BDI-KAS workshop series on 'International Trade'

This session was moderated by Hardy Ostry (Head of European Office, KAS) and Stefan Mair (Member of the Executive Board, BDI).

On 21 March 2017, the 32nd session of the Working Group on International Trade, organized jointly by the European Office of Konrad-Adenauer-Stiftung and the Federal Association of German Industry (BDI) took place. The Working Group on International Trade addresses current issues of trade and investment with significance for the economic future of the European Union and its businesses. With the expertise of our distinguished guest speakers and the discussion among participants our series aims at enriching an open and constructive dialogue among European Institutions as well as other key stakeholders of the European trade and investment community.

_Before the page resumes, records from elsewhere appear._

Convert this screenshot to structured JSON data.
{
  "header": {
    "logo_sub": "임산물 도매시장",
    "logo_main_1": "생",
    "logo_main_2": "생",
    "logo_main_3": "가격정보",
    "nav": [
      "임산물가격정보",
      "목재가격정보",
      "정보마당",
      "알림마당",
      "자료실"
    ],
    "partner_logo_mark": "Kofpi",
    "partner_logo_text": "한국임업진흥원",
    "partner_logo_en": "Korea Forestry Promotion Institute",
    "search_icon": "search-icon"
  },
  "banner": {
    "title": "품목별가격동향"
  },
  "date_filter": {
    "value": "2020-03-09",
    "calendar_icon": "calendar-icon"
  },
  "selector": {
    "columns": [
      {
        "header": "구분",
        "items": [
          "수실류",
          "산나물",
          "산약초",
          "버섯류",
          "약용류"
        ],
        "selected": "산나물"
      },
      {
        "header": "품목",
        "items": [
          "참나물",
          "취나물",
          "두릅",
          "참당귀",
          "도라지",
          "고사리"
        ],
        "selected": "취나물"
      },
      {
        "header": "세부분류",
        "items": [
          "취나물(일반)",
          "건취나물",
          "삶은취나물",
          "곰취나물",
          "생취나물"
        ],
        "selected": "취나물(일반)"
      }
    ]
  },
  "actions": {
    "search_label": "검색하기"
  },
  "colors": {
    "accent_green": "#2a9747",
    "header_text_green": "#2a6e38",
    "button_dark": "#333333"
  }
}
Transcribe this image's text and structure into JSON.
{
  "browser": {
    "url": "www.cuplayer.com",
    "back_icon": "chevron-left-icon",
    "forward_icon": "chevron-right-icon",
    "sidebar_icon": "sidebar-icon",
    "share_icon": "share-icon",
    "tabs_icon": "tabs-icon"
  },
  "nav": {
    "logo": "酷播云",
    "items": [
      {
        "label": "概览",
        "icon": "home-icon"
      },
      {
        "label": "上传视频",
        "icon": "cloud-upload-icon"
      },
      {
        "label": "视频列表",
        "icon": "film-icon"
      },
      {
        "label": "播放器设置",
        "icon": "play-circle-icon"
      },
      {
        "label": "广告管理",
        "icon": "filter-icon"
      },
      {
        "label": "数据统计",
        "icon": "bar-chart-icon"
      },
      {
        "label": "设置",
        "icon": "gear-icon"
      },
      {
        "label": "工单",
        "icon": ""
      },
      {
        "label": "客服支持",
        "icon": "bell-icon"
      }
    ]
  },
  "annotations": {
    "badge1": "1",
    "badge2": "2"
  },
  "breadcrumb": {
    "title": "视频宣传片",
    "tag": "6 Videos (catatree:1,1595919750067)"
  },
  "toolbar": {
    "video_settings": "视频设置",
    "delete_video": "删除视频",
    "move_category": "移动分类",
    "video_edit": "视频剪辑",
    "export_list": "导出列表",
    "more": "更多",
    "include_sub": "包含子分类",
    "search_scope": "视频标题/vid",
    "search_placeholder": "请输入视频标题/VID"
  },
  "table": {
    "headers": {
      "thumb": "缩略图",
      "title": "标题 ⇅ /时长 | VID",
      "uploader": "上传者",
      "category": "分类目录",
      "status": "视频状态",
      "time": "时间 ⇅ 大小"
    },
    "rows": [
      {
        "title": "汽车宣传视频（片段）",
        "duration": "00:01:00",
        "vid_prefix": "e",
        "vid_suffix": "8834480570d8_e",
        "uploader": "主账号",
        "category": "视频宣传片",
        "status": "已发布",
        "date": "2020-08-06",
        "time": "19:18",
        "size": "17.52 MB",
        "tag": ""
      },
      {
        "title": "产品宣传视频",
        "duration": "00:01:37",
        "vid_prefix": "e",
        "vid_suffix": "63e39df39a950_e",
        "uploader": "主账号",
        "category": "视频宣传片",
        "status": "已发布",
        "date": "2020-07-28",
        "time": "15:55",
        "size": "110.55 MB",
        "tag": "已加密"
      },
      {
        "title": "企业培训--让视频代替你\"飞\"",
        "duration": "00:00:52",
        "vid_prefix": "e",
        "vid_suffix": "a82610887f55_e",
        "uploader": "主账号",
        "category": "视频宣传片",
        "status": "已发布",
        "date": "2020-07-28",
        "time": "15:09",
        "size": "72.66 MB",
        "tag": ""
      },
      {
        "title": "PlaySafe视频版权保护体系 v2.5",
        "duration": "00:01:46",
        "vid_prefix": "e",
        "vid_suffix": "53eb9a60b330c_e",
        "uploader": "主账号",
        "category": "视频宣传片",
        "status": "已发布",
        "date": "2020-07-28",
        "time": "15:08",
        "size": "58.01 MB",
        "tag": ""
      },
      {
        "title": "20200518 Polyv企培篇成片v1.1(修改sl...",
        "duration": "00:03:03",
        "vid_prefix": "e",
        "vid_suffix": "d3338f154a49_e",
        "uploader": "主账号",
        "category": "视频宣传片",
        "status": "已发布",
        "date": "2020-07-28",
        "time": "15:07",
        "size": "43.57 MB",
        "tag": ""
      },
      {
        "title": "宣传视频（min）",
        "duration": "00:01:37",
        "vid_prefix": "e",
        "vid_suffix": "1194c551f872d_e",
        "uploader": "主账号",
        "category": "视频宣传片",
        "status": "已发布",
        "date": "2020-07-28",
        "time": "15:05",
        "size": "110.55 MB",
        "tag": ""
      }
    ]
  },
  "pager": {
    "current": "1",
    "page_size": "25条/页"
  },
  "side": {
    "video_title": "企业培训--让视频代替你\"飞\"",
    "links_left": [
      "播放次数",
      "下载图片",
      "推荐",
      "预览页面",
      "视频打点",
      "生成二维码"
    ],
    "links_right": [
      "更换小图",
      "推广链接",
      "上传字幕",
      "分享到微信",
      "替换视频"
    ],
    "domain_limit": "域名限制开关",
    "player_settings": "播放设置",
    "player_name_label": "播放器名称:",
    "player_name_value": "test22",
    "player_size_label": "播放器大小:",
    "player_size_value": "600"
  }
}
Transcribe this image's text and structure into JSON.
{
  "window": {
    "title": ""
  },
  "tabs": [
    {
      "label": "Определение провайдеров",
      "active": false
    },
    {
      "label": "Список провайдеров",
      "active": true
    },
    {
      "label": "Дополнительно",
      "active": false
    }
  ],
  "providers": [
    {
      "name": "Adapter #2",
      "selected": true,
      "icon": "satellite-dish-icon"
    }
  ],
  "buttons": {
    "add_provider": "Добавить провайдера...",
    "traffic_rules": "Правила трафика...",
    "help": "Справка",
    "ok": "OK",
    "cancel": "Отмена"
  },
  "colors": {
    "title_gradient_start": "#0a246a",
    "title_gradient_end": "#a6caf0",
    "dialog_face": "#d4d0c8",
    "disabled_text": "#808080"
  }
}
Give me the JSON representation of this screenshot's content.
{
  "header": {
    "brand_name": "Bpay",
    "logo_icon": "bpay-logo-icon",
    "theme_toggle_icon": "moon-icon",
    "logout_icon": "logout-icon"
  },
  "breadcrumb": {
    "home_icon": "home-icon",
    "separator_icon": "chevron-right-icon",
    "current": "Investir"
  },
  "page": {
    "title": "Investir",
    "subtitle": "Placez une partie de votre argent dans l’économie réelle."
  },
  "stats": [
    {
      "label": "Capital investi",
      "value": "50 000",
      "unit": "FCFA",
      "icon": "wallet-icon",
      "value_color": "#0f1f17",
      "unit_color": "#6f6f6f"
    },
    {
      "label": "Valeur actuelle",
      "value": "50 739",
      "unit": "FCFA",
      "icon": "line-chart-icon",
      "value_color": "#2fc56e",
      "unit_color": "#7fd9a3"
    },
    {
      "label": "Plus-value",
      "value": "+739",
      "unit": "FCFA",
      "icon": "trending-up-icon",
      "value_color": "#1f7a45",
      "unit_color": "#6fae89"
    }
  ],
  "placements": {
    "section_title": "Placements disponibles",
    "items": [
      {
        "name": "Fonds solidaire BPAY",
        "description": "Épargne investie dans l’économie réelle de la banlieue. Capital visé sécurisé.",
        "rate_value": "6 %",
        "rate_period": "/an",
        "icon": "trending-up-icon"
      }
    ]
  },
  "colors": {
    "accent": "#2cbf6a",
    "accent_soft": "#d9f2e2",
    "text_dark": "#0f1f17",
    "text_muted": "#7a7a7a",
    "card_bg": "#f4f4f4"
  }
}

Under the title “Perspectives for EU-Russia economic relations in times of Ukraine war, sanctions and Donald Trump” Andreas Metz (Director communications, Committee on Eastern European Economic Relations of German Business), Daniel Gros (Director Department Economy and Finance, Centre for European Policy Studies), and Jane Amilhat (Deputy Head of Unit, DG Trade, European Commission) held a lively debate about the future economic relations between the European Union and Russia against the background of the current political situation.

The participants of the debate coincided regarding the assessment of the status quo of EU-Russia relations. The participants of the debate agreed that Russia’s current economic problems are not solely triggered by the sanctions of the European Union. Other factors, for instance the oil price and Russia’s protectionist measures, have to be taken into account, too. Russia, which puts far more emphasis on the success of its security policy than on its economic performance, cannot be put under serious pressure by means of economic sanctions.

The working group also provided very revealing contributions concerning a future vision of the economic relations between the European Union and Russia. Our guest speakers expressed the opinion that a change in the operation of the economic relations with the European Union must initially take place within the Russian institutions and society. The European Union will not intervene in Russian internal affairs. However, disagreement existed regarding the possibility of a future dialogue with Russia. On the one hand, the difficult conditions under which the dialogue with Russia takes place were pointed out. It was stated that Brussels had unsuccessfully reached out to Russia in terms of problem solving, which is the reasons why trade disputes are now fought out at the WTO. On the other hand, it was questioned whether European Institutions and organizations of the civil society indeed put enough efforts into the maintenance of the dialogue with their Russian counterparts. To find a suitable mode of communication will be a decisive element for the future of a fruitful economic partnership between Russia and the European Union.

Stephanie Gleißner